INSTRUCTIONS TO FOLLOW: State the number of lines in the following material that contain the string "MainActivity", and nothing else.

◆ ◆ ◆ ◆ ◆

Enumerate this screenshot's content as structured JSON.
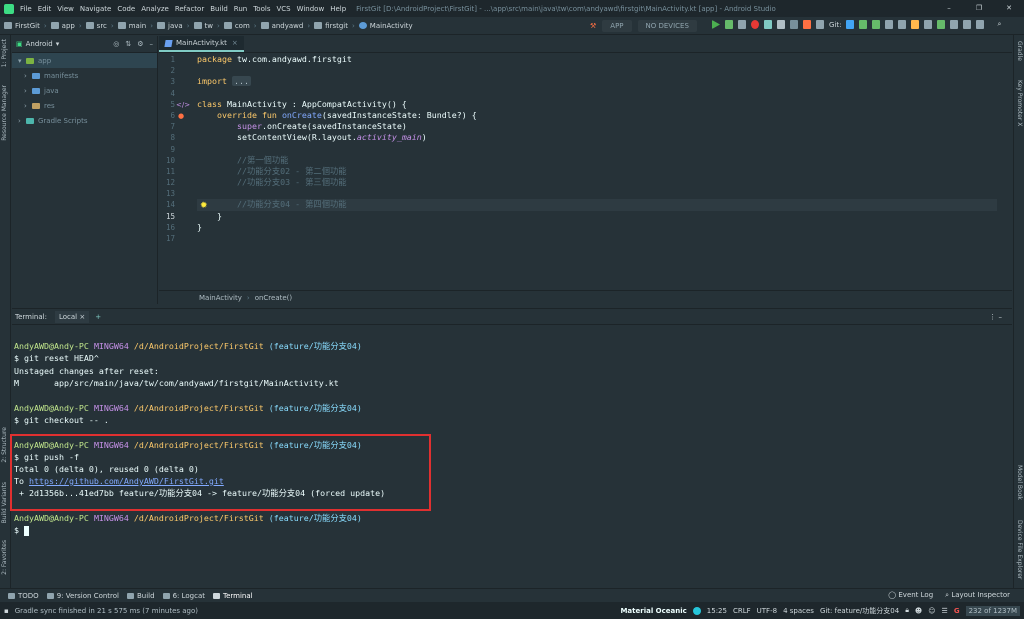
{
  "menubar": {
    "items": [
      "File",
      "Edit",
      "View",
      "Navigate",
      "Code",
      "Analyze",
      "Refactor",
      "Build",
      "Run",
      "Tools",
      "VCS",
      "Window",
      "Help"
    ],
    "title": "FirstGit [D:\\AndroidProject\\FirstGit] - ...\\app\\src\\main\\java\\tw\\com\\andyawd\\firstgit\\MainActivity.kt [app] - Android Studio"
  },
  "breadcrumbs": [
    "FirstGit",
    "app",
    "src",
    "main",
    "java",
    "tw",
    "com",
    "andyawd",
    "firstgit",
    "MainActivity"
  ],
  "toolbar": {
    "run_config": "APP",
    "devices": "NO DEVICES",
    "git_label": "Git:"
  },
  "project_panel": {
    "view": "Android",
    "tree": [
      {
        "label": "app",
        "selected": true,
        "indent": 0
      },
      {
        "label": "manifests",
        "indent": 1
      },
      {
        "label": "java",
        "indent": 1
      },
      {
        "label": "res",
        "indent": 1
      },
      {
        "label": "Gradle Scripts",
        "indent": 0
      }
    ]
  },
  "editor": {
    "tab": "MainActivity.kt",
    "current_line": 15,
    "breadcrumb": [
      "MainActivity",
      "onCreate()"
    ]
  },
  "left_tool_tabs": [
    "1: Project",
    "Resource Manager",
    "2: Structure",
    "Build Variants",
    "2: Favorites"
  ],
  "right_tool_tabs": [
    "Gradle",
    "Key Promoter X",
    "Model Book",
    "Device File Explorer"
  ],
  "terminal": {
    "label": "Terminal:",
    "tab": "Local",
    "prompt": {
      "user": "AndyAWD@Andy-PC",
      "shell": "MINGW64",
      "dir": "/d/AndroidProject/FirstGit",
      "branch": "(feature/功能分支04)"
    },
    "commands": {
      "reset": "$ git reset HEAD^",
      "unstaged": "Unstaged changes after reset:",
      "modified": "M       app/src/main/java/tw/com/andyawd/firstgit/MainActivity.kt",
      "checkout": "$ git checkout -- .",
      "push": "$ git push -f",
      "total": "Total 0 (delta 0), reused 0 (delta 0)",
      "to_prefix": "To ",
      "url": "https://github.com/AndyAWD/FirstGit.git",
      "update": " + 2d1356b...41ed7bb feature/功能分支04 -> feature/功能分支04 (forced update)",
      "final": "$ "
    }
  },
  "bottom_tabs": [
    "TODO",
    "9: Version Control",
    "Build",
    "6: Logcat",
    "Terminal"
  ],
  "bottom_right_tabs": [
    "Event Log",
    "Layout Inspector"
  ],
  "status": {
    "message": "Gradle sync finished in 21 s 575 ms (7 minutes ago)",
    "theme": "Material Oceanic",
    "time": "15:25",
    "line_sep": "CRLF",
    "encoding": "UTF-8",
    "indent": "4 spaces",
    "git": "Git: feature/功能分支04",
    "memory": "232 of 1237M"
  }
}
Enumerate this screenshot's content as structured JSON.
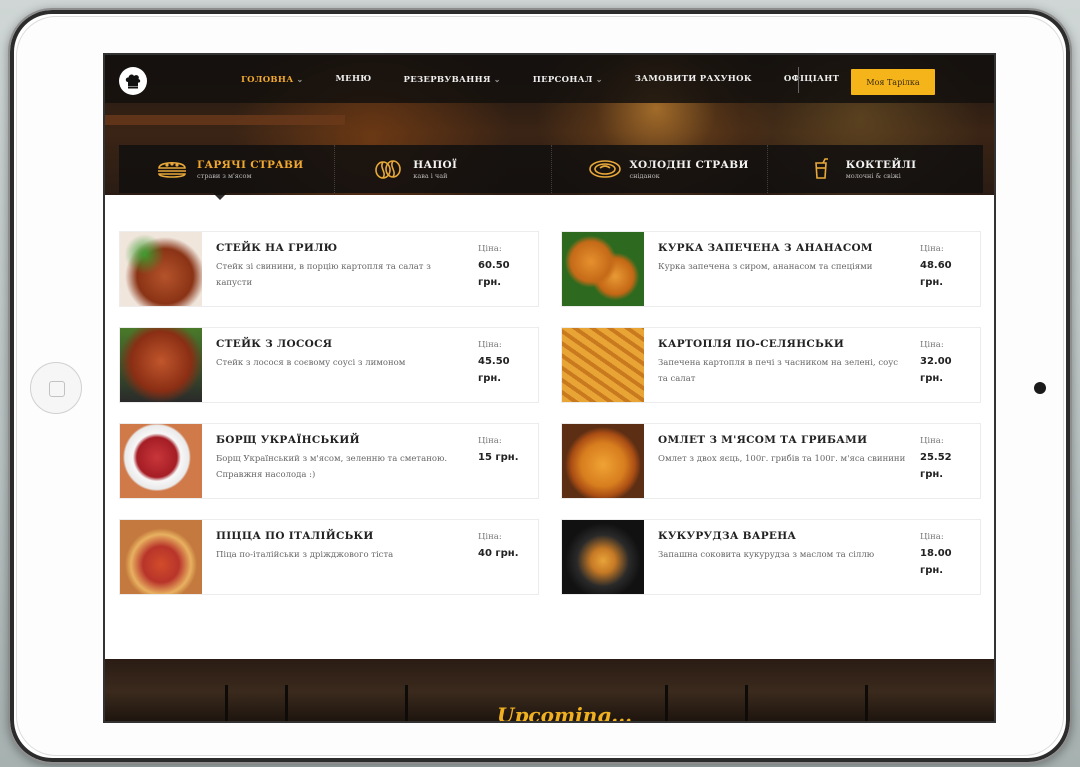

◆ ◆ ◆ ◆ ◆

EXERCISE SOLUTION: 5